Over the past four years, 160 Burren farmers have shared a €4m windfall from the State for upkeeping their land to allow Burren flowers flourish.
At a ceremony in Carron in the Burren yesterday, Minister for the Arts, Heritage and the Gaeltacht Jimmy Deenihan warned, if the funding doesn’t continue for the farmers, the progress witnessed in the Burren environment over the past number of years may be reversed.
He said: “It is a very high priority for me that the funding continues as it is critical for the Burren.”
Mr Deenihan spoke after accepting Ireland’s first European Diploma of Protected Areas Award from the Council of Europe for the sustainable management of the Burren.
Created in 1965, the award recognises the work being undertaken to conserve some of Europe’s most outstanding natural areas and, to date, the diploma has been awarded 72 times to 28 countries.

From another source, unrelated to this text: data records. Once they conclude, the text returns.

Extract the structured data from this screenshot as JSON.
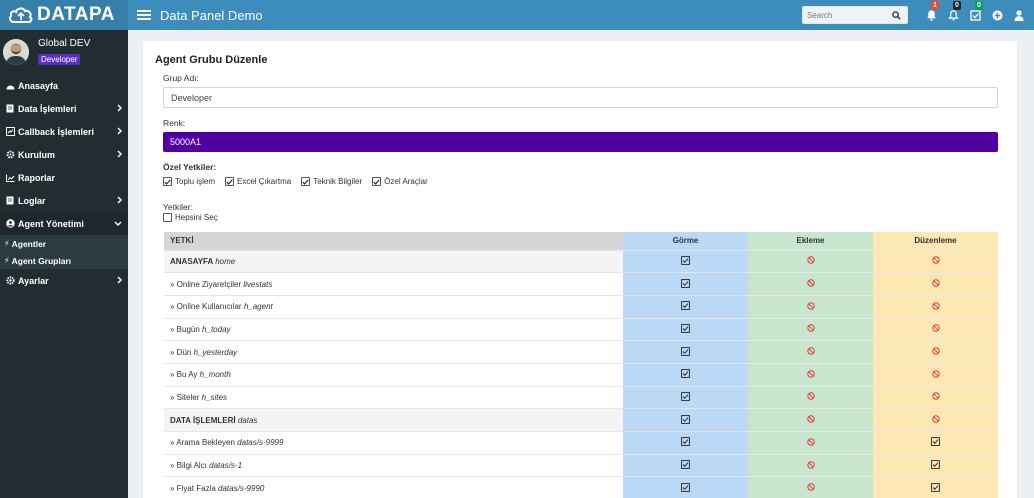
{
  "brand": {
    "logo_text": "DATAPA"
  },
  "header": {
    "title": "Data Panel Demo",
    "search_placeholder": "Search",
    "notifications_count": "1",
    "alerts_count": "0",
    "tasks_count": "0"
  },
  "user": {
    "name": "Global DEV",
    "role": "Developer"
  },
  "sidebar": {
    "items": [
      {
        "label": "Anasayfa"
      },
      {
        "label": "Data İşlemleri"
      },
      {
        "label": "Callback İşlemleri"
      },
      {
        "label": "Kurulum"
      },
      {
        "label": "Raporlar"
      },
      {
        "label": "Loglar"
      },
      {
        "label": "Agent Yönetimi"
      },
      {
        "label": "Ayarlar"
      }
    ],
    "subitems": [
      {
        "label": "Agentler"
      },
      {
        "label": "Agent Grupları"
      }
    ]
  },
  "form": {
    "title": "Agent Grubu Düzenle",
    "group_name_label": "Grup Adı:",
    "group_name_value": "Developer",
    "color_label": "Renk:",
    "color_value": "5000A1",
    "color_hex": "#5000a1",
    "special_label": "Özel Yetkiler:",
    "special_perms": [
      "Toplu işlem",
      "Excel Çıkartma",
      "Teknik Bilgiler",
      "Özel Araçlar"
    ],
    "perms_label": "Yetkiler:",
    "select_all_label": "Hepsini Seç"
  },
  "table": {
    "headers": [
      "YETKİ",
      "Görme",
      "Ekleme",
      "Düzenleme"
    ],
    "rows": [
      {
        "name": "ANASAYFA",
        "code": "home",
        "group": true,
        "view": "check",
        "add": "deny",
        "edit": "deny"
      },
      {
        "name": "» Online Ziyaretçiler",
        "code": "livestats",
        "view": "check",
        "add": "deny",
        "edit": "deny"
      },
      {
        "name": "» Online Kullanıcılar",
        "code": "h_agent",
        "view": "check",
        "add": "deny",
        "edit": "deny"
      },
      {
        "name": "» Bugün",
        "code": "h_today",
        "view": "check",
        "add": "deny",
        "edit": "deny"
      },
      {
        "name": "» Dün",
        "code": "h_yesterday",
        "view": "check",
        "add": "deny",
        "edit": "deny"
      },
      {
        "name": "» Bu Ay",
        "code": "h_month",
        "view": "check",
        "add": "deny",
        "edit": "deny"
      },
      {
        "name": "» Siteler",
        "code": "h_sites",
        "view": "check",
        "add": "deny",
        "edit": "deny"
      },
      {
        "name": "DATA İŞLEMLERİ",
        "code": "datas",
        "group": true,
        "view": "check",
        "add": "deny",
        "edit": "deny"
      },
      {
        "name": "» Arama Bekleyen",
        "code": "datas/s-9999",
        "view": "check",
        "add": "deny",
        "edit": "check"
      },
      {
        "name": "» Bilgi Alcı",
        "code": "datas/s-1",
        "view": "check",
        "add": "deny",
        "edit": "check"
      },
      {
        "name": "» Fiyat Fazla",
        "code": "datas/s-9990",
        "view": "check",
        "add": "deny",
        "edit": "check"
      }
    ]
  },
  "colors": {
    "navbar": "#3c8dbc",
    "logo_bg": "#367fa9",
    "sidebar": "#222d32",
    "view_col": "#b9d9f7",
    "add_col": "#c8e6cd",
    "edit_col": "#fde8b3",
    "deny_icon": "#e53935",
    "badge_red": "#dd4b39",
    "badge_green": "#00a65a"
  }
}
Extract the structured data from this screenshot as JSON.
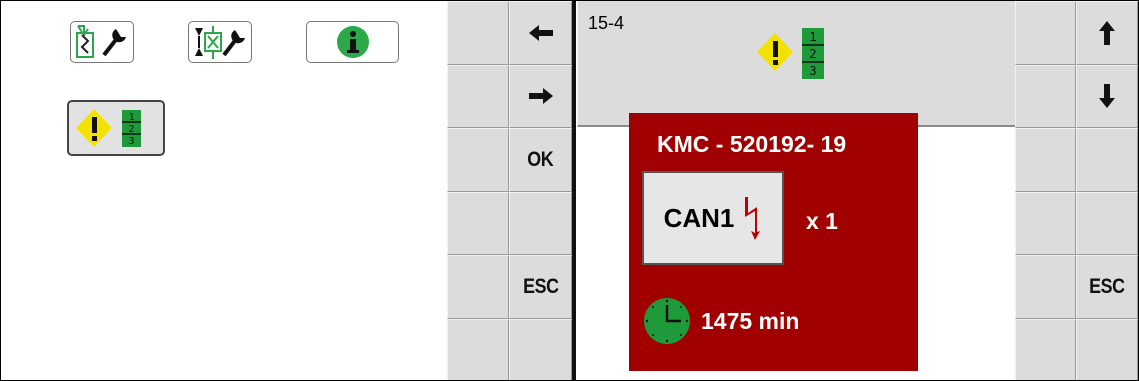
{
  "left_pane": {
    "tools": [
      {
        "name": "machine-setup-tool"
      },
      {
        "name": "valve-setup-tool"
      },
      {
        "name": "info"
      },
      {
        "name": "alarm-list",
        "selected": true
      }
    ]
  },
  "softkeys_left": [
    {
      "label": "",
      "icon": "arrow-left-icon"
    },
    {
      "label": "",
      "icon": "arrow-right-icon"
    },
    {
      "label": "OK"
    },
    {
      "label": ""
    },
    {
      "label": "ESC"
    },
    {
      "label": ""
    }
  ],
  "softkeys_right": [
    {
      "label": "",
      "icon": "arrow-up-icon"
    },
    {
      "label": "",
      "icon": "arrow-down-icon"
    },
    {
      "label": ""
    },
    {
      "label": ""
    },
    {
      "label": "ESC"
    },
    {
      "label": ""
    }
  ],
  "header": {
    "number": "15-4",
    "icon": "alarm-list-icon",
    "alarm_list_numbers": [
      "1",
      "2",
      "3"
    ]
  },
  "alarm": {
    "code": "KMC - 520192- 19",
    "bus_label": "CAN1",
    "bus_icon": "lightning-icon",
    "count": "x 1",
    "duration_icon": "clock-icon",
    "duration": "1475 min"
  },
  "colors": {
    "alarm_bg": "#a00000",
    "softkey_bg": "#dcdcdc",
    "warning_yellow": "#f3e100",
    "list_green": "#1f9a3a",
    "tool_green": "#2aa84a",
    "lightning_red": "#c00000"
  }
}
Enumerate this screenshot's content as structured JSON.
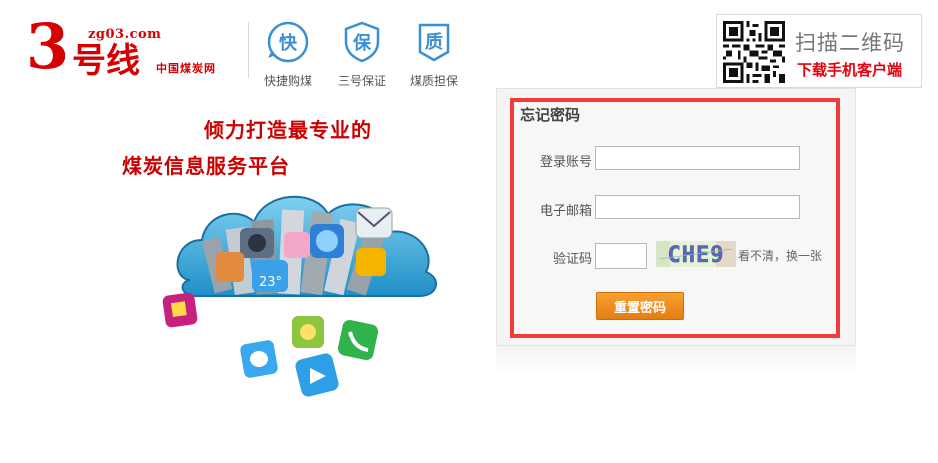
{
  "header": {
    "logo": {
      "big_digit": "3",
      "domain": "zg03.com",
      "name": "号线",
      "subtitle": "中国煤炭网"
    },
    "guarantees": [
      {
        "glyph": "快",
        "label": "快捷购煤",
        "icon": "lightning-circle-icon"
      },
      {
        "glyph": "保",
        "label": "三号保证",
        "icon": "shield-icon"
      },
      {
        "glyph": "质",
        "label": "煤质担保",
        "icon": "badge-icon"
      }
    ],
    "qr": {
      "title": "扫描二维码",
      "subtitle": "下载手机客户端"
    }
  },
  "promo": {
    "slogan_line1": "倾力打造最专业的",
    "slogan_line2": "煤炭信息服务平台",
    "weather_temp": "23°"
  },
  "form": {
    "title": "忘记密码",
    "account_label": "登录账号",
    "account_value": "",
    "email_label": "电子邮箱",
    "email_value": "",
    "captcha_label": "验证码",
    "captcha_value": "",
    "captcha_text": "CHE9",
    "refresh_label": "看不清，换一张",
    "submit_label": "重置密码"
  },
  "colors": {
    "brand_red": "#d60000",
    "panel_border": "#f53a3a",
    "button_orange": "#ef8c1e",
    "icon_blue": "#3a8fd6"
  }
}
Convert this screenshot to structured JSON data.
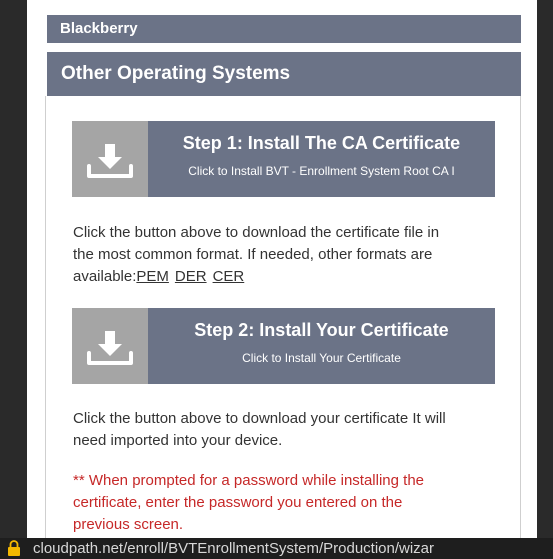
{
  "sections": {
    "blackberry": "Blackberry",
    "other_os": "Other Operating Systems"
  },
  "step1": {
    "title": "Step 1: Install The CA Certificate",
    "subtitle": "Click to Install BVT - Enrollment System Root CA I",
    "icon": "download-icon"
  },
  "para1": {
    "line1": "Click the button above to download the certificate file in",
    "line2": "the most common format. If needed, other formats are",
    "line3_prefix": "available:"
  },
  "formats": [
    "PEM",
    "DER",
    "CER"
  ],
  "step2": {
    "title": "Step 2: Install Your Certificate",
    "subtitle": "Click to Install Your Certificate",
    "icon": "download-icon"
  },
  "para2": {
    "line1": "Click the button above to download your certificate It will",
    "line2": "need imported into your device."
  },
  "warning": {
    "line1": "** When prompted for a password while installing the",
    "line2": "certificate, enter the password you entered on the",
    "line3": "previous screen."
  },
  "address_bar": {
    "url": "cloudpath.net/enroll/BVTEnrollmentSystem/Production/wizar",
    "icon": "lock-icon"
  },
  "colors": {
    "bar": "#6b7387",
    "icon_bg": "#a5a5a5",
    "warning": "#c62828"
  }
}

Mr Deenihan said the Burren winning the award “is a first for Ireland. It is a great day for Ireland and the Burren and demonstrates the critical role the farmer has in maintaining the landscape here.”
He described the Burren as an ‘iconic’ landscape and stated that “it is very important that the State incentivises the farmer to ensure that the flora of the Burren thrives by managing the area.”
He said: “The farmers are custodians of the landscape and are very, very wise and knowledgeable about the landscape here.”
Director of the Burren Farming For Conservation Programme (BFFCP), Dr Brendan Dunford, said that the health of the Burren environment during the four-year history of the project “has gone from strength to strength”.
Dr Dunford said that by the end of this year, 160 farmers in the Burren will have received €4m, or €1m per annum, with individual payments ranging from €1,000 to €15,000 per annum.
Dr Dunford said the project concludes at the end of this year “and we are hopeful of a rollover in 2014 and proposing that the project be rolled out from 2015 on.”